Reality and Ultimate Reality

Reality, total reality and ultimate reality are seen differently by science, philosophy and religion. Ultimate reality is the absolute or universe source.

What is real?

To understand what life is all about, first of all we have to decide what is real. Science, philosophy and religion all present huge challenges to our ordinary, everyday concepts of reality, and how far can we trust the evidence of our senses? Maturing thought has brought us to accept that abstractions may be real, but now we have another dimension to ponder – the virtually real. Some worldviews deny the reality of our Universe, saying that everything we see is a mere illusion and that reality lives only in an ideal world. Some see many realities rather than just the one. Clearly too, reality is always changing, and though there are things beneath this flux that apparently endure, the sheer pace of change confuses us and fills us with doubt. Resolving these dilemmas requires us to have an open and flexible approach.

How can we know what is real?

How we can know anything is real is itself a matter for debate. Many times something has been widely believed but shown to be wrong. Scientific method, logic, hermeneutics and other disciplines of thought provide reasonable confidence that certain propositions are true; yet these are all only partial approaches, and to a degree subjective. One way of proceeding is to accept everything as real, even though it may exist only in the mind. Thus, we can think in terms of “total reality” - everything that is, has been and may be, including possibilities not yet conceived. This is a useful foundation for thought, if only because it enables us to admit all possibilities at least initially, consider them and then form our conclusions as to which might have most value.

The idea of ultimate reality

There is a widely held view, largely intuitive, that reality has an “ultimate” dimension, a core or baseline which is a firm foundation for the other things in life which are transitory. If this is true, it is obviously the key to many of our questions. There is no certainty that such a thing as ultimate reality exists – it may be just a trick of the mind - however it is an idea that has roots in all directions. Part of our humanness is that we have a sense of dimension that goes well beyond ourselves. We are also capable of abstract thought, and so – though scientists might disagree - we tend to see ultimate reality as something not physical but metaphysical.

Different meanings of ultimate reality

Ultimate reality can be understood in different ways, whether as the sum of all things, the underlying truth of all things, or the source and destiny of all things. Even the language we use can limit our understanding of this concept. Science sees ultimate reality in things like energy, the laws of nature, universal order, and the drive to create; it still hopes for a theory of everything which will tie these ideas together. Philosophy sees ultimate reality in notions like universal mind, or the absolute, or the ideal; again there is no agreement. Religion holds that ultimate reality lies in the sacred or divine, though this may take different forms, reflecting the overall diversity of faiths.
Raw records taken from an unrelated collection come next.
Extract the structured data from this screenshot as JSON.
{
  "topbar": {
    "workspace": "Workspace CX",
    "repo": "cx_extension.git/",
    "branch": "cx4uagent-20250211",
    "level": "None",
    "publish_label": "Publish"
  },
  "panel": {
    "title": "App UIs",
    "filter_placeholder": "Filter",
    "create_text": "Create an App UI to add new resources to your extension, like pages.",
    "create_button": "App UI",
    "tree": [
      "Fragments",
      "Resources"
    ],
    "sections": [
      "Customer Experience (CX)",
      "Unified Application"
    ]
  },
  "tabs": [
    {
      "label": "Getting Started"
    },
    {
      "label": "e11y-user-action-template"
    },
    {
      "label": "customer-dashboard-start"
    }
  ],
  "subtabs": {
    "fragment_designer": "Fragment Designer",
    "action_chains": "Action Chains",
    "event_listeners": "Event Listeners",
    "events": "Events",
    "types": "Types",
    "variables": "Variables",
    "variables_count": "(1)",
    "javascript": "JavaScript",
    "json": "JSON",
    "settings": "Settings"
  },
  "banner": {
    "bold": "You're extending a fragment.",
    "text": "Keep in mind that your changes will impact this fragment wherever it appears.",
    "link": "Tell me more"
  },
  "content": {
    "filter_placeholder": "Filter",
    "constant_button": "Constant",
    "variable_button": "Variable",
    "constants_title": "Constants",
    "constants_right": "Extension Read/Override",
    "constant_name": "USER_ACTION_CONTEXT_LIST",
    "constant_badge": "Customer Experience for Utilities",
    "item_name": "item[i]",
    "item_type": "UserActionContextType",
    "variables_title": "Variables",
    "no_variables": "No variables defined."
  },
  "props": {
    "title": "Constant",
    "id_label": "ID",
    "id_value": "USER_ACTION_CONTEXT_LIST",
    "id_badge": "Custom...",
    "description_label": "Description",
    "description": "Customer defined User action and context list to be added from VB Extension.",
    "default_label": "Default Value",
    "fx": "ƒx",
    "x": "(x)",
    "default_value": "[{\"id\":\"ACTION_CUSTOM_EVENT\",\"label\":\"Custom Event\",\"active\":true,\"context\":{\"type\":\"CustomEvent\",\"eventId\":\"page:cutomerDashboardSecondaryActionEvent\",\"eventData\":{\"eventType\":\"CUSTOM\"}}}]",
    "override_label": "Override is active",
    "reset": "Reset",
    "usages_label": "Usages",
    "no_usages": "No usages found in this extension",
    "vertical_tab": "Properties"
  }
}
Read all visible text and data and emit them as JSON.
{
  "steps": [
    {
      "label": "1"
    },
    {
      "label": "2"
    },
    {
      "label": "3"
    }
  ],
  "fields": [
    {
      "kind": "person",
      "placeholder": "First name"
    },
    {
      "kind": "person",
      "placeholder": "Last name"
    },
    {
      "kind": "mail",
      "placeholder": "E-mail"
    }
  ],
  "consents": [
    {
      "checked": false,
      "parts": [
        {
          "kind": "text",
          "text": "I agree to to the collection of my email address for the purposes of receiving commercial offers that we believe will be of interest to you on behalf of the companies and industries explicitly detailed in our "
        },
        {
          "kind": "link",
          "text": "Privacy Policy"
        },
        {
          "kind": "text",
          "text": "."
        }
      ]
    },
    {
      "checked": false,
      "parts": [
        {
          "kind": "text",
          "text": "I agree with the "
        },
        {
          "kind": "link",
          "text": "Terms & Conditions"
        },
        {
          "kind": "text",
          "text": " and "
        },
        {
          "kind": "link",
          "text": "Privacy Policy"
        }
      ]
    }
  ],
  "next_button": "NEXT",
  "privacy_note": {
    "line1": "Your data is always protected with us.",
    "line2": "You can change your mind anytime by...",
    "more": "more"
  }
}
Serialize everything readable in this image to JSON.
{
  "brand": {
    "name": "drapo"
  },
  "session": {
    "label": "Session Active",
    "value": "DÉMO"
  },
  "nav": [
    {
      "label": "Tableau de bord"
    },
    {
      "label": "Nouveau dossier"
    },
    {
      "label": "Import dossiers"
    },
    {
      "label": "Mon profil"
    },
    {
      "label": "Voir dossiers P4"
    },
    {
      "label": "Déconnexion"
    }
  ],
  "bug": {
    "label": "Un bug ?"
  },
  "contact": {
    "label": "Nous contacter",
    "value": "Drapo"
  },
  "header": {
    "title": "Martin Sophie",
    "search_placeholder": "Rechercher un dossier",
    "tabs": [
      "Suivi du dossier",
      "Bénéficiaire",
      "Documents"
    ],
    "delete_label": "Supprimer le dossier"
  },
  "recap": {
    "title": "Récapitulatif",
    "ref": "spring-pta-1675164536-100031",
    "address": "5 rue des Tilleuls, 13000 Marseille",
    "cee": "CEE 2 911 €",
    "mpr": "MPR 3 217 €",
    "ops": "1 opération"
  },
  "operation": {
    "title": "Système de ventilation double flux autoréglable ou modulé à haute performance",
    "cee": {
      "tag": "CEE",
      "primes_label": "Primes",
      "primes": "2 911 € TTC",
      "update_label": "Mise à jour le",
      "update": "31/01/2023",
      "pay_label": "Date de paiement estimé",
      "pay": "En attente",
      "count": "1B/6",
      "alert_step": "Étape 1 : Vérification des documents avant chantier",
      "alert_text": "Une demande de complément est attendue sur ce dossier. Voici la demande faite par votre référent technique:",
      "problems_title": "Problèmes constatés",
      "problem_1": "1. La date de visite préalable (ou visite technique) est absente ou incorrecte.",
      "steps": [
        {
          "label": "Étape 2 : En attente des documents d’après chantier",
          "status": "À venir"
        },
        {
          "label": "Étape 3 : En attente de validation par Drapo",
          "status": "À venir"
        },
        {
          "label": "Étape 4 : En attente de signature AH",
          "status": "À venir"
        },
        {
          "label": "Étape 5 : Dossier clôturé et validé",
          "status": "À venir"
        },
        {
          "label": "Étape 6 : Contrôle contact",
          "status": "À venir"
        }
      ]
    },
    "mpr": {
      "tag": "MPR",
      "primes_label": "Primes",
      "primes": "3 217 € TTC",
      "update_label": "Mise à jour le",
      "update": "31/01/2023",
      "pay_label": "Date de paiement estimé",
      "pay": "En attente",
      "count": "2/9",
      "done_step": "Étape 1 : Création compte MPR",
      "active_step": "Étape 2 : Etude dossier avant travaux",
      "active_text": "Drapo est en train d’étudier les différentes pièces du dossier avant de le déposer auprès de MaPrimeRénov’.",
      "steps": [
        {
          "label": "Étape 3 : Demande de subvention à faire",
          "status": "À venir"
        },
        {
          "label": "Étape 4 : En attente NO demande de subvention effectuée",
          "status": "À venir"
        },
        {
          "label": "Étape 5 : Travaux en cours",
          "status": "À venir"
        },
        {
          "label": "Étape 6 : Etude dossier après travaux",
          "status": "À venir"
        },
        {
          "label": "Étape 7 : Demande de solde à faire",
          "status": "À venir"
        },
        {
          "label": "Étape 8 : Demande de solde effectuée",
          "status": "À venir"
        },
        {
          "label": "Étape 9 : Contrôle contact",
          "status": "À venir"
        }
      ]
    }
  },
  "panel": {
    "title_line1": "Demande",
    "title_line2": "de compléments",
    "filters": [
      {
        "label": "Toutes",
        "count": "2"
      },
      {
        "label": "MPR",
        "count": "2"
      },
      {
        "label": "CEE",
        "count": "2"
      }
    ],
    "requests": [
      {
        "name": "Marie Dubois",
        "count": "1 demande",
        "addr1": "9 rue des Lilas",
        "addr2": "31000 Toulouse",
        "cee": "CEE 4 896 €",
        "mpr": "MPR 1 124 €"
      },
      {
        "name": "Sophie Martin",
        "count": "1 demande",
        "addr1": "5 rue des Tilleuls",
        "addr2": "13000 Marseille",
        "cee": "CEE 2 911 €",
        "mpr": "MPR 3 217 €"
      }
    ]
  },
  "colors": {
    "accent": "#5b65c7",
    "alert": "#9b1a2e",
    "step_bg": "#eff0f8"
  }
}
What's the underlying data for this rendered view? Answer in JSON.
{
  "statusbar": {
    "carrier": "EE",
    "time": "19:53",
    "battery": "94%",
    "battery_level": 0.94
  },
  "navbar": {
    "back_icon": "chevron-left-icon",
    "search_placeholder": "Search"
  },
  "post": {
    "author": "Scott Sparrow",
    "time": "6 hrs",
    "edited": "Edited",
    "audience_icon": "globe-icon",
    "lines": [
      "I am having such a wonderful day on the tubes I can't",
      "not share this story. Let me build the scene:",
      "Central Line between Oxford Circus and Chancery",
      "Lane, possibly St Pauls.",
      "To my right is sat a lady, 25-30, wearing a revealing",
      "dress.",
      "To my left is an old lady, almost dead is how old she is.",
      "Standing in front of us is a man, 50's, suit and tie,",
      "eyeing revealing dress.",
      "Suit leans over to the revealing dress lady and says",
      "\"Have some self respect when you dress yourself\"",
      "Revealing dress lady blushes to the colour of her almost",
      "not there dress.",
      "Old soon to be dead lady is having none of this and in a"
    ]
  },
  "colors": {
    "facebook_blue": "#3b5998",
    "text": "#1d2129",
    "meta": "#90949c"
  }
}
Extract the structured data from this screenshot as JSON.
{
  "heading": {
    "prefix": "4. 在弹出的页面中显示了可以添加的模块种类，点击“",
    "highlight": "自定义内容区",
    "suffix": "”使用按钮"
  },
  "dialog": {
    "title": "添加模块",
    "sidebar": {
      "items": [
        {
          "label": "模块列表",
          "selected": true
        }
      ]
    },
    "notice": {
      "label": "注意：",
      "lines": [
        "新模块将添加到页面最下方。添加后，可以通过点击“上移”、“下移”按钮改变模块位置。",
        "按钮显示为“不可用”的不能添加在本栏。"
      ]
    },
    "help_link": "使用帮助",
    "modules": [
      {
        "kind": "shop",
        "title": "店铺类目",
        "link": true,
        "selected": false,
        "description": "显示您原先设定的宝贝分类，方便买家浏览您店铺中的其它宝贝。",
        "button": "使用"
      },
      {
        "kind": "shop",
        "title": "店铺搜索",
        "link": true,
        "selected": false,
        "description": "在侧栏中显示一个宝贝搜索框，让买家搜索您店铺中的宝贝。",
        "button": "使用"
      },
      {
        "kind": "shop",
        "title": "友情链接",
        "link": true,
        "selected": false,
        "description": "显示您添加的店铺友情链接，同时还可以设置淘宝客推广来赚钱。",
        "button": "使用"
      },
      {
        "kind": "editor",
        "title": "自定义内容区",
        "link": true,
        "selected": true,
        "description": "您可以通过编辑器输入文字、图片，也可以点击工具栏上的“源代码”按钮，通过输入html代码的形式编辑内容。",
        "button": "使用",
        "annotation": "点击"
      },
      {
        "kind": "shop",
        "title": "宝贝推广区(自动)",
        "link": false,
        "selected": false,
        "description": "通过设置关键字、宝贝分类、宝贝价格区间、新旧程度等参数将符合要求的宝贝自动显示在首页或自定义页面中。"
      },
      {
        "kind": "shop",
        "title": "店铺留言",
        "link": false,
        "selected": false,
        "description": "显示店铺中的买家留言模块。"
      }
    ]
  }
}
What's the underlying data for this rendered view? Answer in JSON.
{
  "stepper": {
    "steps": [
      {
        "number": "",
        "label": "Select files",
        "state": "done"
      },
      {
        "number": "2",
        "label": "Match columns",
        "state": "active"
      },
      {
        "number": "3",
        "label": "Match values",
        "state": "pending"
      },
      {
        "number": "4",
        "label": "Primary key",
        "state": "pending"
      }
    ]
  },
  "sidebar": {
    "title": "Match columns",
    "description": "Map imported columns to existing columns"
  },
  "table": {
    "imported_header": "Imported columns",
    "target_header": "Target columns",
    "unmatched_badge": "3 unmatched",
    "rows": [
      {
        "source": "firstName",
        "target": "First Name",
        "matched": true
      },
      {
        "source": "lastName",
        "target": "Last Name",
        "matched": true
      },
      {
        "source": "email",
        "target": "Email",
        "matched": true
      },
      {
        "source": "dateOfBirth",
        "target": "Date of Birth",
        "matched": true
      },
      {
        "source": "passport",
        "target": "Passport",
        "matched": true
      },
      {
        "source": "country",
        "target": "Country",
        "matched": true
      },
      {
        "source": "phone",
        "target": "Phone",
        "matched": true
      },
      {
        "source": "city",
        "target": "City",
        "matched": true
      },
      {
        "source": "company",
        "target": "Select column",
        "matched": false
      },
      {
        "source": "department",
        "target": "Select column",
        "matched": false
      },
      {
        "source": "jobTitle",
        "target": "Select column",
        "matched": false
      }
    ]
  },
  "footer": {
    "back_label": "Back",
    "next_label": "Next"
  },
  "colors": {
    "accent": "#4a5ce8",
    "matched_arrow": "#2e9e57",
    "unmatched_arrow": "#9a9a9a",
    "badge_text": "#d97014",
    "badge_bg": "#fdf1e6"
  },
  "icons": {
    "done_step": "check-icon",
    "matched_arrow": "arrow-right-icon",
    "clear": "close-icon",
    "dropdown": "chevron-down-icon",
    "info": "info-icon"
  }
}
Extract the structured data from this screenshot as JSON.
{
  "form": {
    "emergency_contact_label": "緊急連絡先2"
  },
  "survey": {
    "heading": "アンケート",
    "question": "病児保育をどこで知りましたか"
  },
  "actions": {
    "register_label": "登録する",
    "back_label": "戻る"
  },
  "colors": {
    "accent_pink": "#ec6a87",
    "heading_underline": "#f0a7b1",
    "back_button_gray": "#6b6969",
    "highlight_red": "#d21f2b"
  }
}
By definition, however, there can be only one reality that is ultimate.

The idea of the absolute

If total reality is the sum of all reality (a quantitative notion), we may regard ultimate reality as the deepest reality (which is qualitative). Adopting this view, we are effectively saying that ultimate reality is the absolute value of everything: the hottest heat, the coldest cold, the most loving love, and so on. As such, the idea of ultimate reality is useful because it gives us standards. Typically the absolute (taken as a whole) is considered to be without form or substance, without limits, transcendent above everything, immanent within everything, and – not surprisingly – beyond description. And if the absolute is our ultimate reality, it is by implication the most fertile and creative of all things and therefore our source. Likewise, as the most destructive and final of all things, it may be our destiny.

And now, for a poet’s perspective, read Trees

We live in a world of many realities, things that have happened, are happening and may happen. Within this vastness we perceive an ultimate reality, which is the highest or deepest reality. It is the absolute, transcending all, within all, and possibly the source of everything. We do not know and cannot know whether this ultimate reality is just a thing or whether it has a mind of its own, or a personality or power, but potentially it is a standard or a goal to which human beings can aspire.

Suggested further reading

Hsu, Sung-Peng. 1976. “Lao Tzu’s Conception of Ultimate Reality: A Comparative Study.” International Philosophical Quarterly 16: 197-218.

Valea, Ernest. 2011. “The Ultimate Reality in World Religions.”

Watts, Alan. 1987. The Two Hands of God: An Exploration of the Underlying Unity of All Things. London: Century Hutchinson.